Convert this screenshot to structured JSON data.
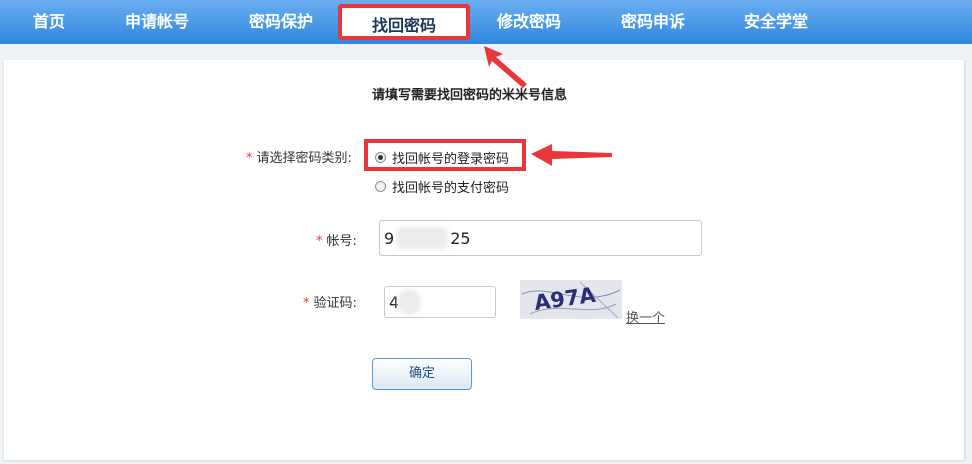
{
  "nav": {
    "items": [
      {
        "label": "首页"
      },
      {
        "label": "申请帐号"
      },
      {
        "label": "密码保护"
      },
      {
        "label": "找回密码"
      },
      {
        "label": "修改密码"
      },
      {
        "label": "密码申诉"
      },
      {
        "label": "安全学堂"
      }
    ],
    "active_index": 3
  },
  "form": {
    "heading": "请填写需要找回密码的米米号信息",
    "required_mark": "*",
    "password_type": {
      "label": "请选择密码类别:",
      "options": [
        {
          "label": "找回帐号的登录密码",
          "checked": true
        },
        {
          "label": "找回帐号的支付密码",
          "checked": false
        }
      ]
    },
    "account": {
      "label": "帐号:",
      "value_prefix": "9",
      "value_suffix": "25"
    },
    "captcha": {
      "label": "验证码:",
      "value": "4",
      "image_text": "A97A",
      "refresh_label": "换一个"
    },
    "submit_label": "确定"
  },
  "colors": {
    "nav_top": "#6aaef0",
    "nav_bottom": "#2f86de",
    "highlight_red": "#e8373b",
    "required_red": "#e23a3a"
  }
}
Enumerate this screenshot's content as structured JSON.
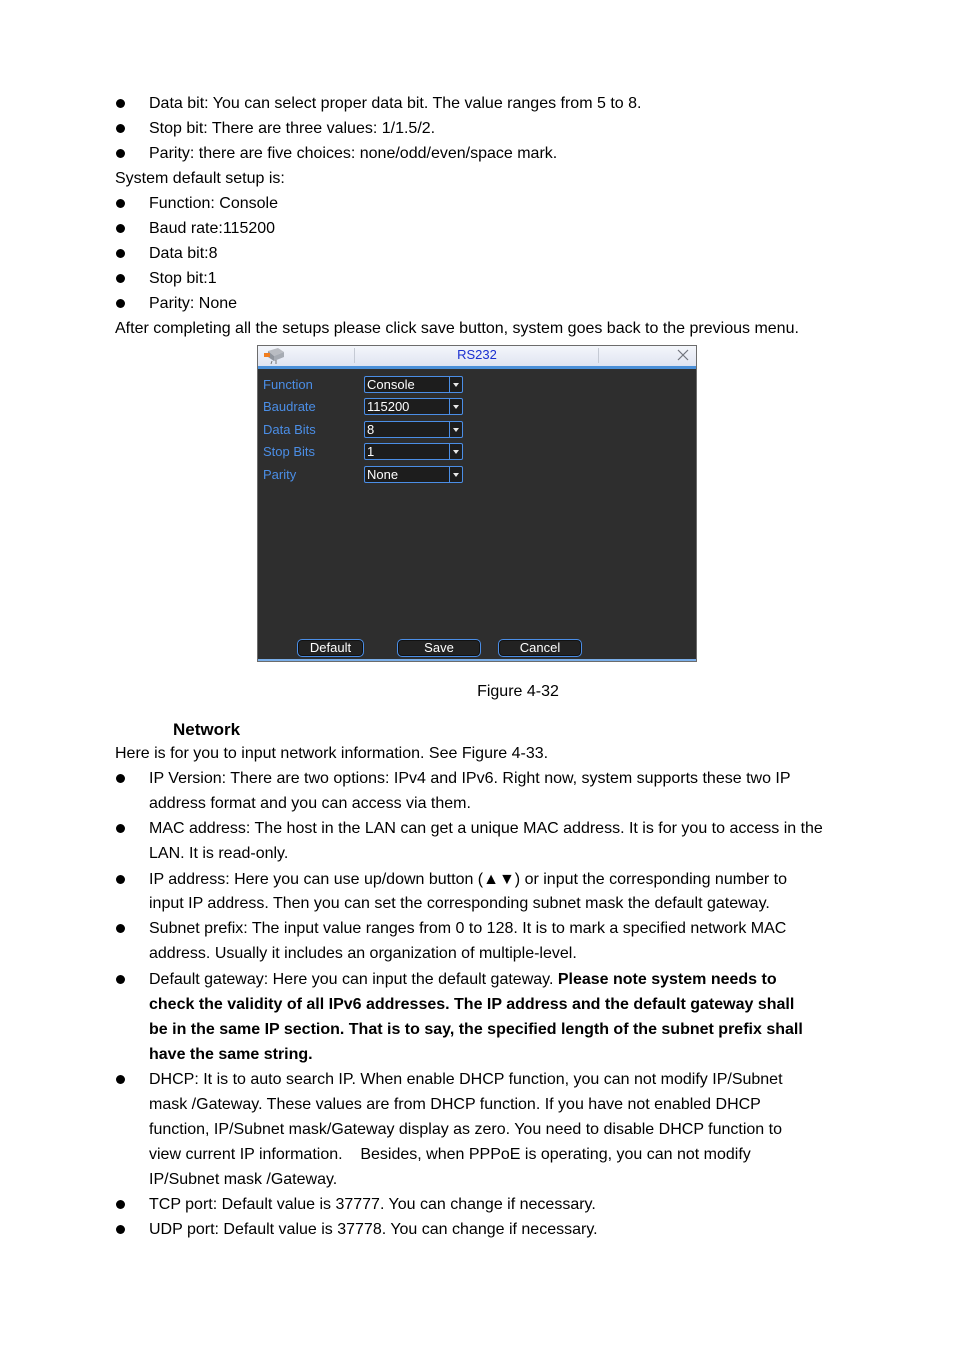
{
  "intro_bullets": [
    "Data bit: You can select proper data bit. The value ranges from 5 to 8.",
    "Stop bit: There are three values: 1/1.5/2.",
    "Parity: there are five choices: none/odd/even/space mark."
  ],
  "default_setup_label": "System default setup is:",
  "default_bullets": [
    "Function: Console",
    "Baud rate:115200",
    "Data bit:8",
    "Stop bit:1",
    "Parity: None"
  ],
  "after_setup_text": "After completing all the setups please click save button, system goes back to the previous menu.",
  "dialog": {
    "title": "RS232",
    "fields": [
      {
        "label": "Function",
        "value": "Console"
      },
      {
        "label": "Baudrate",
        "value": "115200"
      },
      {
        "label": "Data Bits",
        "value": "8"
      },
      {
        "label": "Stop Bits",
        "value": "1"
      },
      {
        "label": "Parity",
        "value": "None"
      }
    ],
    "buttons": {
      "default": "Default",
      "save": "Save",
      "cancel": "Cancel"
    },
    "colors": {
      "label": "#4b8ee6",
      "title": "#1a2fd0",
      "background": "#2e2e2e"
    }
  },
  "figure_caption": "Figure 4-32",
  "section_heading": "Network",
  "network_intro": "Here is for you to input network information. See Figure 4-33.",
  "network_bullets": [
    {
      "lines": [
        "IP Version: There are two options: IPv4 and IPv6. Right now, system supports these two IP",
        "address format and you can access via them."
      ]
    },
    {
      "lines": [
        "MAC address: The host in the LAN can get a unique MAC address. It is for you to access in the",
        "LAN. It is read-only."
      ]
    },
    {
      "lines": [
        "IP address: Here you can use up/down button (▲▼) or input the corresponding number to",
        "input IP address. Then you can set the corresponding subnet mask the default gateway."
      ]
    },
    {
      "lines": [
        "Subnet prefix: The input value ranges from 0 to 128. It is to mark a specified network MAC",
        "address. Usually it includes an organization of multiple-level."
      ]
    },
    {
      "first_normal": "Default gateway: Here you can input the default gateway. ",
      "first_bold": "Please note system needs to",
      "bold_lines": [
        "check the validity of all IPv6 addresses. The IP address and the default gateway shall",
        "be in the same IP section. That is to say, the specified length of the subnet prefix shall",
        "have the same string."
      ]
    },
    {
      "lines": [
        "DHCP: It is to auto search IP. When enable DHCP function, you can not modify IP/Subnet",
        "mask /Gateway. These values are from DHCP function. If you have not enabled DHCP",
        "function, IP/Subnet mask/Gateway display as zero. You need to disable DHCP function to",
        "view current IP information.    Besides, when PPPoE is operating, you can not modify",
        "IP/Subnet mask /Gateway."
      ]
    },
    {
      "lines": [
        "TCP port: Default value is 37777. You can change if necessary."
      ]
    },
    {
      "lines": [
        "UDP port: Default value is 37778. You can change if necessary."
      ]
    }
  ]
}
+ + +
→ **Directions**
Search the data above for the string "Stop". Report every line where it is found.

→ **Completed exercise**
    "Stop bit: There are three values: 1/1.5/2.",
    "Stop bit:1",
        "label": "Stop Bits",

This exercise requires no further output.